That wasn’t a surprise. The story circulated back to Vesper by a pageboy who didn’t know who she was.
Hebble, the royal dressmaker, had ruffled Vesper from the start with her incessant critiques and condescension. But when Hebble denied her the privilege of attending the Solstice Ball and then ordered her to make a dress for Hebble to wear to the event, Vesper’s rage seethed. In retaliation, Vesper gathered webs from glow spiders and painstakingly wove an image of an ogre into the bodice of Hebble’s gown, which only appeared under the glow of candlelight on the night of the ball. After much berating, Hebble demoted Vesper to laundress.
Despite the punishment, her chest still glowed with the memory of laughter undulating down the halls and the grimace on Hebble’s face when she stormed into the servants’ quarters. An ogre wasn’t far from reality.
Vesper glanced up from her washing.
Cosmo’s crooked smile matched her own. “Very crafty. But are you trying to get yourself dismissed?”
Vesper dried her hands on her apron. “I miss home.”
It had been three months since she left, conveyed in the royal carriage to study under Hebble. The Fairy Royals prized Elven women for their impeccable vision and skilled needlework, and somehow, Vesper’s praises had reached the palace.
Cosmo flipped the water bucket and sat, his massive form ridiculously oversized for the seat. “What do you miss most?”
Vesper shook her head.
She had already prattled on about Elvenvale countless times since they met. She missed it all. The soaring forests of Moon trees and the wild dragons who feasted on their treetop fruit, the inlet beaches sparkling with mermaid shells. Their tiny cottage with a leaky roof. Ma and Fa, most of all.
Vesper’s heart squeezed with longing. She blinked away the tears, though her giant eyes would betray her childishness.
Cosmo’s steady gaze encouraged her.
“Everything,” she answered.
Cosmo leaned against the stone wall beside the basin. “We all miss home. I would enjoy more company for my moonlight guard, but few fairies prefer night to day. Or elves.” He grinned. His eyes softened. “You are talented. You should be proud to work at the palace. Someday, you could be the royal dressmaker.”

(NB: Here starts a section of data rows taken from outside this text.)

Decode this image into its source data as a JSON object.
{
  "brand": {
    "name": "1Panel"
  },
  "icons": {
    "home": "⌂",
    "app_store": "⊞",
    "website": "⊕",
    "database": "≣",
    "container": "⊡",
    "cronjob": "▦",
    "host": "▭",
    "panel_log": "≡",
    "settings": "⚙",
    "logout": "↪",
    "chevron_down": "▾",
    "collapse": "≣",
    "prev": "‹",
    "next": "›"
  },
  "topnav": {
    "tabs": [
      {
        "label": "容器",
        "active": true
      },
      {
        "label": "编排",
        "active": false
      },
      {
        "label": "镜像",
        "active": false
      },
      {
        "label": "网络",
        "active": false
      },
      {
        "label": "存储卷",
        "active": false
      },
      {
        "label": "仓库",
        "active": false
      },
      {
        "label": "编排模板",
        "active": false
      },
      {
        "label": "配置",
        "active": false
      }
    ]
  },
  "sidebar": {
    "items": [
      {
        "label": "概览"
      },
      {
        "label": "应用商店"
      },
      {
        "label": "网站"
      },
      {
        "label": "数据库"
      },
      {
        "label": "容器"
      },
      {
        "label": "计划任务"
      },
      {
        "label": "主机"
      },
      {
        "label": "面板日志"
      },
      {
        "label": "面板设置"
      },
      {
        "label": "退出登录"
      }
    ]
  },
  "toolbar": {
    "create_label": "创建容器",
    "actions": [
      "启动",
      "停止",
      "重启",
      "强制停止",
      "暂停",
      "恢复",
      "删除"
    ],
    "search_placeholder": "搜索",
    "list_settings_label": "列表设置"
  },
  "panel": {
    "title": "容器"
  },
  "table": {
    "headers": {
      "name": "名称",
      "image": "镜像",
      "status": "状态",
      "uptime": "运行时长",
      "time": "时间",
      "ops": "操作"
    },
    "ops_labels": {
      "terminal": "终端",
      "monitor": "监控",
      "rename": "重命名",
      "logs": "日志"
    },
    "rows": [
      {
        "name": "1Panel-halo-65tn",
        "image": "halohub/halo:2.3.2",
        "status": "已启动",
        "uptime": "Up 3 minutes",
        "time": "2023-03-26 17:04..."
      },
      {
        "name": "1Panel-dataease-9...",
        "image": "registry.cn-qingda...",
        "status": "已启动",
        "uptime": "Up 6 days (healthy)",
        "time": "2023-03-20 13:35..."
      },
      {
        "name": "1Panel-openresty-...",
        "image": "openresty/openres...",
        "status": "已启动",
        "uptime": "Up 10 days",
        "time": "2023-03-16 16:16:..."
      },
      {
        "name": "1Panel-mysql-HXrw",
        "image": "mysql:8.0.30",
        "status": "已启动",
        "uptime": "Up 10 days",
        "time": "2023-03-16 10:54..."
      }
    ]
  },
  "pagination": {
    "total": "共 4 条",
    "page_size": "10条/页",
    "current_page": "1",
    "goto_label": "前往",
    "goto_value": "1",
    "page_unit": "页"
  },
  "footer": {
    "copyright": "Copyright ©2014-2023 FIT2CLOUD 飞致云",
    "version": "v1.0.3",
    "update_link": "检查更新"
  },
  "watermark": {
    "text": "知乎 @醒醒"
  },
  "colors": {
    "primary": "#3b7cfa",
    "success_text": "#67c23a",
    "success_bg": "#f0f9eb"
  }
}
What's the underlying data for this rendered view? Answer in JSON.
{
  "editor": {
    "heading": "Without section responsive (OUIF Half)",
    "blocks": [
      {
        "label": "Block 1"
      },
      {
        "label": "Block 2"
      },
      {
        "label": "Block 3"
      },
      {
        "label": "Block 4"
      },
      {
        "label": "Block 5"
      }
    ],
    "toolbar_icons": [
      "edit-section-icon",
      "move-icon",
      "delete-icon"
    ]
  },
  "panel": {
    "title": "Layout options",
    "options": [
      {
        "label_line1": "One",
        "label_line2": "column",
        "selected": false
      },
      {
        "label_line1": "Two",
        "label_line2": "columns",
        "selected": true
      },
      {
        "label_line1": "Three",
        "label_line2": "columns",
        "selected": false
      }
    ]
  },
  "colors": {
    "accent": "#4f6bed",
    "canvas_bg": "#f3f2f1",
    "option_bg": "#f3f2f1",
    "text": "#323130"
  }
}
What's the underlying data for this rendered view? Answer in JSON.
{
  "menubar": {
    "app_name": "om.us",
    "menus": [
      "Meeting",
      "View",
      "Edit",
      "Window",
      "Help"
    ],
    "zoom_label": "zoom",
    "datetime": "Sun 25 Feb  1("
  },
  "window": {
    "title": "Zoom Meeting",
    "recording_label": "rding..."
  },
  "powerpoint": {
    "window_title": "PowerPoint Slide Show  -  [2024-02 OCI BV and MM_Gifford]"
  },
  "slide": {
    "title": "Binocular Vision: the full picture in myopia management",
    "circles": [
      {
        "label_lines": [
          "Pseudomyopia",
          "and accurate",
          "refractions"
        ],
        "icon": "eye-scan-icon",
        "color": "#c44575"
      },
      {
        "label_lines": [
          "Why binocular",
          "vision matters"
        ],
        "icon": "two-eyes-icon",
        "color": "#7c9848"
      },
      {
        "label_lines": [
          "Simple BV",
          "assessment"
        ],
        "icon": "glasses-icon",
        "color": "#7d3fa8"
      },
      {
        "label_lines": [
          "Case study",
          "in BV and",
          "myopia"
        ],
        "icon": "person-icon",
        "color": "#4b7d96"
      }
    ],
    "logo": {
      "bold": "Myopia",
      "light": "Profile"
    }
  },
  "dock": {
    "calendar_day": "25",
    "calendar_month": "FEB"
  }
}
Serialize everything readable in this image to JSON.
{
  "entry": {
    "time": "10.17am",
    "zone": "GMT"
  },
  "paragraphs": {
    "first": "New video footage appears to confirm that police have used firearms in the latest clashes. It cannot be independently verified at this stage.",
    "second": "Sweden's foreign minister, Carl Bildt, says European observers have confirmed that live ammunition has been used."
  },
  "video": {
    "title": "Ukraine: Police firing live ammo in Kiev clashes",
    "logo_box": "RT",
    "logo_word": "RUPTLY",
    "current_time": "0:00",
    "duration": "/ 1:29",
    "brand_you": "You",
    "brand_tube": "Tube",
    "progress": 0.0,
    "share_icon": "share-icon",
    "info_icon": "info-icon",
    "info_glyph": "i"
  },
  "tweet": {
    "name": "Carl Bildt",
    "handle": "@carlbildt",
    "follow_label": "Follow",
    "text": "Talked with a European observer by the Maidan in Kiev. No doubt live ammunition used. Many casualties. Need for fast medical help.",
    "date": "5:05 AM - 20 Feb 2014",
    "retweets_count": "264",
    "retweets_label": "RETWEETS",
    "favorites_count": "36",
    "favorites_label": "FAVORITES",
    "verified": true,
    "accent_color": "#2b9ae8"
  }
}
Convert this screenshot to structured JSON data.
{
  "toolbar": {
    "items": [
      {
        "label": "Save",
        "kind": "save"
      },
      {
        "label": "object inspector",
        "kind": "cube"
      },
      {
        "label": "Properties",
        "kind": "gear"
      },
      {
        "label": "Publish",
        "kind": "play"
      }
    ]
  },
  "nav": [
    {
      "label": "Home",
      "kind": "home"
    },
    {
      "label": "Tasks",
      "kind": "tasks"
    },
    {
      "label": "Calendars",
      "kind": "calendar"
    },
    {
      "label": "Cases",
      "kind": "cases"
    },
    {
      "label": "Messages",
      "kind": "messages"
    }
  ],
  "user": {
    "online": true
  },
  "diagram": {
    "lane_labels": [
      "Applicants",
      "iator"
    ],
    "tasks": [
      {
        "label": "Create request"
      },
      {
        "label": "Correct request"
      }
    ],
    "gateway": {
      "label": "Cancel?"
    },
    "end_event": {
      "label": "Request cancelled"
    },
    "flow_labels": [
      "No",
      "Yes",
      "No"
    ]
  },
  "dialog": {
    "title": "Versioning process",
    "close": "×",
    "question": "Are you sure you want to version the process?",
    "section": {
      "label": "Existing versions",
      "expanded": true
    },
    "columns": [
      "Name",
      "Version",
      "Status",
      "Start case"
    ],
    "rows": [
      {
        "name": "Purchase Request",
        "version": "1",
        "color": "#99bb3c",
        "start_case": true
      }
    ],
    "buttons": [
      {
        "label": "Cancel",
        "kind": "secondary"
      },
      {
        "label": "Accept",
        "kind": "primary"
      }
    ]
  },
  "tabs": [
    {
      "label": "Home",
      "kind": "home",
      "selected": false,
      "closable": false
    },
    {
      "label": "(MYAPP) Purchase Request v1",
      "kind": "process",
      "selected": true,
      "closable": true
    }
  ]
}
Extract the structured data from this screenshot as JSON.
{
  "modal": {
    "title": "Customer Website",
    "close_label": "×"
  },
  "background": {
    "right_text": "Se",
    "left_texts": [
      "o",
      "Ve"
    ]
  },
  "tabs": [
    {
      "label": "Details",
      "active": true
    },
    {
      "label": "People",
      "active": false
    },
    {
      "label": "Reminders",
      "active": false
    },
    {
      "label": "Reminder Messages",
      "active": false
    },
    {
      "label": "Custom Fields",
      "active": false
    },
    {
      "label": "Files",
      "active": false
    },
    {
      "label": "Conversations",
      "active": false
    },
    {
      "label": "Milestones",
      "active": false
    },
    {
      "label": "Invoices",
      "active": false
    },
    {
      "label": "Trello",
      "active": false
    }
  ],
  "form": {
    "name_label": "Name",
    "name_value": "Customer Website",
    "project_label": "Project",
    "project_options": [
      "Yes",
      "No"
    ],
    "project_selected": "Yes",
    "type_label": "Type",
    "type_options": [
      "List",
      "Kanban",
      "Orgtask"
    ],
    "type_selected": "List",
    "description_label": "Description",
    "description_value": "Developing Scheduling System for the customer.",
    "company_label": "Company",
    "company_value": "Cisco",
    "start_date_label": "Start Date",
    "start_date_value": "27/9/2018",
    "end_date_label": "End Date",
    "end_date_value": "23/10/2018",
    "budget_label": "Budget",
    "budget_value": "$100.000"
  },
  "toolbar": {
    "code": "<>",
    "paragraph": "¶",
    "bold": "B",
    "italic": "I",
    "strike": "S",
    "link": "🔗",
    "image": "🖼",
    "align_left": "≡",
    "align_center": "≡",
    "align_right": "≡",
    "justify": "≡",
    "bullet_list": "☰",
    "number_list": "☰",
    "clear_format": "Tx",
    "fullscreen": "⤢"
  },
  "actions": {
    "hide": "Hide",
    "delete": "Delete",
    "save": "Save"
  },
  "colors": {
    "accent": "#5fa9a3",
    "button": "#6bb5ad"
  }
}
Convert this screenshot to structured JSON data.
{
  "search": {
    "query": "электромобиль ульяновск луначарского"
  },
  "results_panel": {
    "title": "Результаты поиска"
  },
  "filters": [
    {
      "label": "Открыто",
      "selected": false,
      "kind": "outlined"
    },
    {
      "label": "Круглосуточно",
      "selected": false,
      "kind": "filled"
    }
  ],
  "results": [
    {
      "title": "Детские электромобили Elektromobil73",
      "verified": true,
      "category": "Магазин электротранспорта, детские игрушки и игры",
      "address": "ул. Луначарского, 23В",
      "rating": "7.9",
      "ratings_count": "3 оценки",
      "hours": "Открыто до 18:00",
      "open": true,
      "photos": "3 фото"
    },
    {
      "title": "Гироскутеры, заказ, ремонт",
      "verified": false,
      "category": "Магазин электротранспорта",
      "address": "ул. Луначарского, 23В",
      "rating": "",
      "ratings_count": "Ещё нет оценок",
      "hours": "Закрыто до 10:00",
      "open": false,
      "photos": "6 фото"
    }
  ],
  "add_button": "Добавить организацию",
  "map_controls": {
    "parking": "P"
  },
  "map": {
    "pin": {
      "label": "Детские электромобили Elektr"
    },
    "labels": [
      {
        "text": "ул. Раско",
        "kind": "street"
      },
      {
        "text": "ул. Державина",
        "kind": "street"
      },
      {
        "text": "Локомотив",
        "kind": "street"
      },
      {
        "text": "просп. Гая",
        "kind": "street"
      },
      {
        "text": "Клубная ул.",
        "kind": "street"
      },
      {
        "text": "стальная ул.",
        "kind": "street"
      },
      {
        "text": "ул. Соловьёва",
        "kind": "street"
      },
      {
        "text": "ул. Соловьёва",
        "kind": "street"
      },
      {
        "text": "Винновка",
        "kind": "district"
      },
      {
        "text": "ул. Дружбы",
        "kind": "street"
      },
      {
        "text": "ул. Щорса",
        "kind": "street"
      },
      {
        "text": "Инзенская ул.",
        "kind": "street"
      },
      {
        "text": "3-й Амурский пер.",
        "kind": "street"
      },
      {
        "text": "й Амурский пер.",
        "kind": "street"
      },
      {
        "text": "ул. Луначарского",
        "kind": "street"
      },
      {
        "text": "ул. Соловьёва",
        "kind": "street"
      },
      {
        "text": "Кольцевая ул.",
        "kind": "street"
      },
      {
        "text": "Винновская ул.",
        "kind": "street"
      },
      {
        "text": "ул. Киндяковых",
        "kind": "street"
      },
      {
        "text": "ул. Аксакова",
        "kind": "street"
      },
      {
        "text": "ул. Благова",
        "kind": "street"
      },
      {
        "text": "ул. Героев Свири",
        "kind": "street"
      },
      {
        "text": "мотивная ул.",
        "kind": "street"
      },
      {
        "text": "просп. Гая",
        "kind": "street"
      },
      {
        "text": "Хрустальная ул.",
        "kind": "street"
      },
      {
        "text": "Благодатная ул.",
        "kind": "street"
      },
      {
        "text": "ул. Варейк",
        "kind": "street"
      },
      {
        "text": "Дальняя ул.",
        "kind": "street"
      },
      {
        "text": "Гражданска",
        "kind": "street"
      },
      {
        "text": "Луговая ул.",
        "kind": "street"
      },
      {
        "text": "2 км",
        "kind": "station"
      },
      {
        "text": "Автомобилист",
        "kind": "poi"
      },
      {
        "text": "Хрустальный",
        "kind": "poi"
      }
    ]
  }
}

Vesper slackened against the wall. “Oh, the joy of endless stitching for the beautification of spoiled fairies.” She wrinkled her nose. “They flap their pretentious wings around, as if their superiority stems from their elevation above the ground.”
Cosmo laughed huskily, his sharp cuspids gleaming. “Don’t do it for them. Do it for Elvenvale. For your family. Make them proud.”
He knelt and retrieved something from the ground by the rock wall.
Vesper’s heart drummed faster as he ambled beside her, closer than before.
Cosmo took her hand, his calloused fingers cupping hers. “And when you miss home, find the things that make you feel close.”
In her palm, he dropped a delicate frond of harp flower.
Her eyes ticked up to his, trying to find a way to ask how he knew, and in the same moment realizing from his canine smirk that he had planted the flower.
Her stomach flipped with something like homesickness, only sweeter.
“You better get washing, Vesper, dear. You have a royal dressmaker to usurp.”
Cosmo settled onto the stool and doused another gown in the basin. His eyes met hers with a playful flash.
Vesper recovered the soap from the water, her cheeks burning.
Perhaps there were no other elves in the palace.
But there were also no Cosmos in Elvenvale.